Take “Before Sunset,” subtract love story, convert all conversation topics to existentialism, spread conversations between hundreds of characters in minute-long vignettes, add trippy animation, and voila: You have “Waking Life”! This surrealist animated film for adults seems more like a philosophy course than an actual movie. In director Richard Linklater’s signature style, the story is told through a series of conversations between two characters in order to explore various topics and educate viewers. This film’s topics include existentialism, lucid dreams, and the meaning of life. The various vignettes are connected by a protagonist who experiences the conversations by meeting people in the street, seeing scenes on tv, speaking with friends, and through out-of-body experiences, all of which occur within a long dream. This film requires a lot of focus in order to wrap your mind around its high-brow philosophical concepts, especially since there is basically no reprieve from the constant flow of ideas. It is a bit challenging to get through the first 45 minutes but once you start to understand the overarching storyline, it becomes a fascinating presentation of philosophical principals. The only reason that I had any interest in the film was because Ethan Hawke and Julie Delpy play their characters from “Before Sunrise” in a scene, but there is so much more to it than that. It is unlike any other film you have ever seen, both in its classroom-like analysis of topics that requires higher-level thinking and its visual design. The animation style is unique, created by artists who rotoscoped completely overtop of live footage. The lack of stability in the shapes of the characters and their surroundings further emphasizes the surrealist theme of the story. The odd tango soundtrack lines up well with the imagery. The thing that may have had me the most perplexed is the fact that Linklater directed this film then directed “School of Rock” two years later. “Waking Life” is more of an experience than it is entertainment and at the conclusion of the film, you will probably feel more like you sat through a mind-blowing college lecture than a movie. I will say that I had a greater appreciation for the film the second time around. With so many surreal philosophical concepts, “Waking Life” makes it difficult to be sure about anything… lest one thing: This movie is entirely unlike any other that you will ever see.
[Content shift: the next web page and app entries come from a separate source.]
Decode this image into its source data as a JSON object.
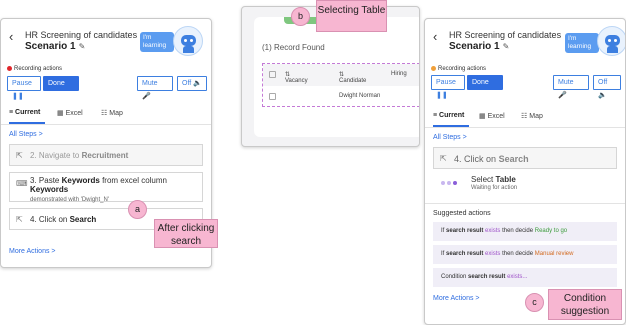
{
  "callouts": {
    "a": {
      "badge": "a",
      "label": "After clicking search"
    },
    "b": {
      "badge": "b",
      "label": "Selecting Table"
    },
    "c": {
      "badge": "c",
      "label": "Condition suggestion"
    }
  },
  "panel_left": {
    "back_icon": "chevron-left-icon",
    "title_line1": "HR Screening of candidates",
    "title_line2": "Scenario 1",
    "learning_badge": "I'm learning",
    "recording_label": "Recording actions",
    "pause_label": "Pause",
    "done_label": "Done",
    "mute_label": "Mute",
    "off_label": "Off",
    "tabs": [
      {
        "label": "Current"
      },
      {
        "label": "Excel"
      },
      {
        "label": "Map"
      }
    ],
    "all_steps": "All Steps >",
    "steps": [
      {
        "number": "2.",
        "text": "Navigate to",
        "bold": "Recruitment"
      },
      {
        "number": "3.",
        "text": "Paste",
        "bold": "Keywords",
        "middle": "from excel column",
        "bold2": "Keywords",
        "sub": "demonstrated with 'Dwight_N'"
      },
      {
        "number": "4.",
        "text": "Click on",
        "bold": "Search"
      }
    ],
    "more_actions": "More Actions >"
  },
  "panel_middle": {
    "record_found": "(1) Record Found",
    "columns": [
      "Vacancy",
      "Candidate",
      "Hiring"
    ],
    "row": [
      "Dwight Norman"
    ]
  },
  "panel_right": {
    "title_line1": "HR Screening of candidates",
    "title_line2": "Scenario 1",
    "learning_badge": "I'm learning",
    "recording_label": "Recording actions",
    "pause_label": "Pause",
    "done_label": "Done",
    "mute_label": "Mute",
    "off_label": "Off",
    "tabs": [
      {
        "label": "Current"
      },
      {
        "label": "Excel"
      },
      {
        "label": "Map"
      }
    ],
    "all_steps": "All Steps >",
    "current_step": {
      "number": "4.",
      "text": "Click on",
      "bold": "Search"
    },
    "select": {
      "label": "Select",
      "bold": "Table",
      "status": "Waiting for action"
    },
    "suggested_title": "Suggested actions",
    "suggestions": [
      {
        "pre": "If",
        "bold": "search result",
        "cond": "exists",
        "mid": "then decide",
        "action": "Ready to go"
      },
      {
        "pre": "If",
        "bold": "search result",
        "cond": "exists",
        "mid": "then decide",
        "action": "Manual review"
      },
      {
        "pre": "Condition",
        "bold": "search result",
        "cond": "exists..."
      }
    ],
    "more_actions": "More Actions >"
  },
  "colors": {
    "accent": "#2f6de0",
    "callout": "#f7b6d1",
    "condition": "#9e52c8",
    "ready": "#3c9b3c",
    "review": "#d2691e"
  }
}
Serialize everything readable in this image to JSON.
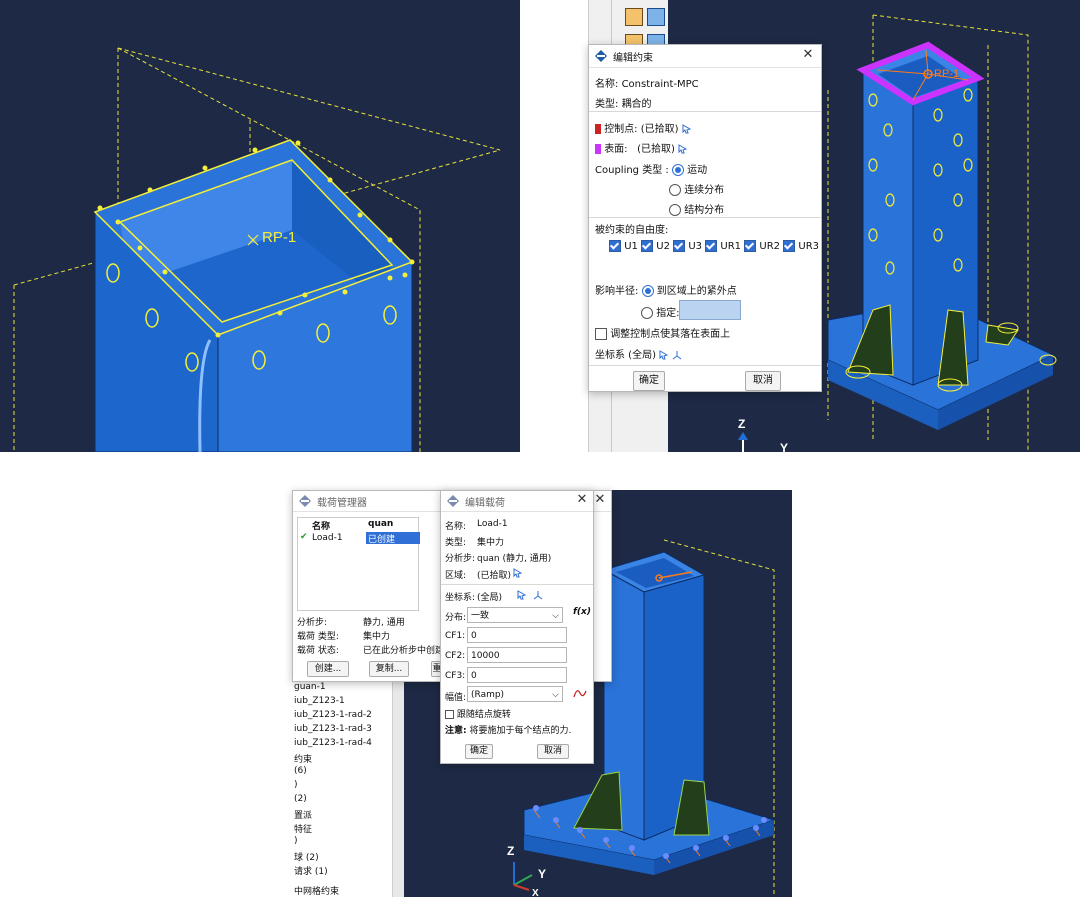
{
  "colors": {
    "viewport_bg": "#1e2a45",
    "model_blue": "#1f6fd6",
    "highlight_yellow": "#f4ef3a",
    "surface_magenta": "#cc33ff",
    "rp_orange": "#ff7a1a"
  },
  "left_view": {
    "rp_label": "RP-1"
  },
  "right_view": {
    "rp_label": "RP-1"
  },
  "constraint_dialog": {
    "title": "编辑约束",
    "name_label": "名称:",
    "name_value": "Constraint-MPC",
    "type_label": "类型:",
    "type_value": "耦合的",
    "control_point_label": "控制点:",
    "control_point_value": "(已拾取)",
    "surface_label": "表面:",
    "surface_value": "(已拾取)",
    "coupling_type_label": "Coupling 类型 :",
    "coupling_options": [
      "运动",
      "连续分布",
      "结构分布"
    ],
    "dof_label": "被约束的自由度:",
    "dof_items": [
      "U1",
      "U2",
      "U3",
      "UR1",
      "UR2",
      "UR3"
    ],
    "influence_label": "影响半径:",
    "influence_options": [
      "到区域上的紧外点",
      "指定:"
    ],
    "adjust_label": "调整控制点使其落在表面上",
    "csys_label": "坐标系 (全局)",
    "ok": "确定",
    "cancel": "取消"
  },
  "axis_top": {
    "z": "Z",
    "y": "Y"
  },
  "load_manager": {
    "title": "载荷管理器",
    "col_name": "名称",
    "col_step": "quan",
    "row_name": "Load-1",
    "row_status": "已创建",
    "step_label": "分析步:",
    "step_value": "静力, 通用",
    "load_type_label": "载荷 类型:",
    "load_type_value": "集中力",
    "load_state_label": "载荷 状态:",
    "load_state_value": "已在此分析步中创建",
    "create_btn": "创建...",
    "copy_btn": "复制...",
    "rename_btn": "重"
  },
  "model_tree": {
    "items": [
      "guan-1",
      "iub_Z123-1",
      "iub_Z123-1-rad-2",
      "iub_Z123-1-rad-3",
      "iub_Z123-1-rad-4",
      "约束",
      "(6)",
      ")",
      "(2)",
      "置派",
      "特征",
      ")",
      "球 (2)",
      "请求 (1)",
      "中网格约束"
    ]
  },
  "load_dialog": {
    "title": "编辑载荷",
    "name_label": "名称:",
    "name_value": "Load-1",
    "type_label": "类型:",
    "type_value": "集中力",
    "step_label": "分析步:",
    "step_value": "quan (静力, 通用)",
    "region_label": "区域:",
    "region_value": "(已拾取)",
    "csys_label": "坐标系:",
    "csys_value": "(全局)",
    "dist_label": "分布:",
    "dist_value": "一致",
    "fx_label": "f(x)",
    "cf1_label": "CF1:",
    "cf1_value": "0",
    "cf2_label": "CF2:",
    "cf2_value": "10000",
    "cf3_label": "CF3:",
    "cf3_value": "0",
    "amp_label": "幅值:",
    "amp_value": "(Ramp)",
    "follow_label": "跟随结点旋转",
    "note_label": "注意:",
    "note_value": "将要施加于每个结点的力.",
    "ok": "确定",
    "cancel": "取消"
  },
  "axis_bottom": {
    "z": "Z",
    "y": "Y",
    "x": "X"
  }
}
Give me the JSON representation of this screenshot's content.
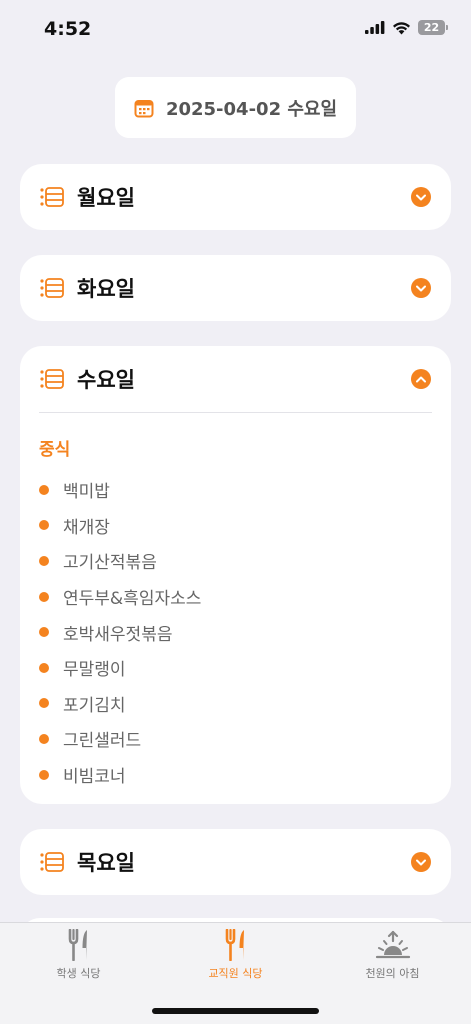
{
  "status_bar": {
    "time": "4:52",
    "battery": "22"
  },
  "date_pill": {
    "text": "2025-04-02 수요일",
    "icon": "calendar-icon"
  },
  "days": [
    {
      "title": "월요일",
      "expanded": false
    },
    {
      "title": "화요일",
      "expanded": false
    },
    {
      "title": "수요일",
      "expanded": true,
      "meal_label": "중식",
      "menu": [
        "백미밥",
        "채개장",
        "고기산적볶음",
        "연두부&흑임자소스",
        "호박새우젓볶음",
        "무말랭이",
        "포기김치",
        "그린샐러드",
        "비빔코너"
      ]
    },
    {
      "title": "목요일",
      "expanded": false
    }
  ],
  "tabs": [
    {
      "label": "학생 식당",
      "icon": "fork-knife-icon",
      "active": false
    },
    {
      "label": "교직원 식당",
      "icon": "fork-knife-icon",
      "active": true
    },
    {
      "label": "천원의 아침",
      "icon": "sunrise-icon",
      "active": false
    }
  ],
  "colors": {
    "accent": "#f4831f",
    "background": "#f0eff5",
    "card": "#ffffff"
  }
}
[Pictured: Every frame is a work of art. The rotoscoping technique allowed animators to create a surrealist dreamscape that becomes the pallette for Linklater’s philosophical lecture]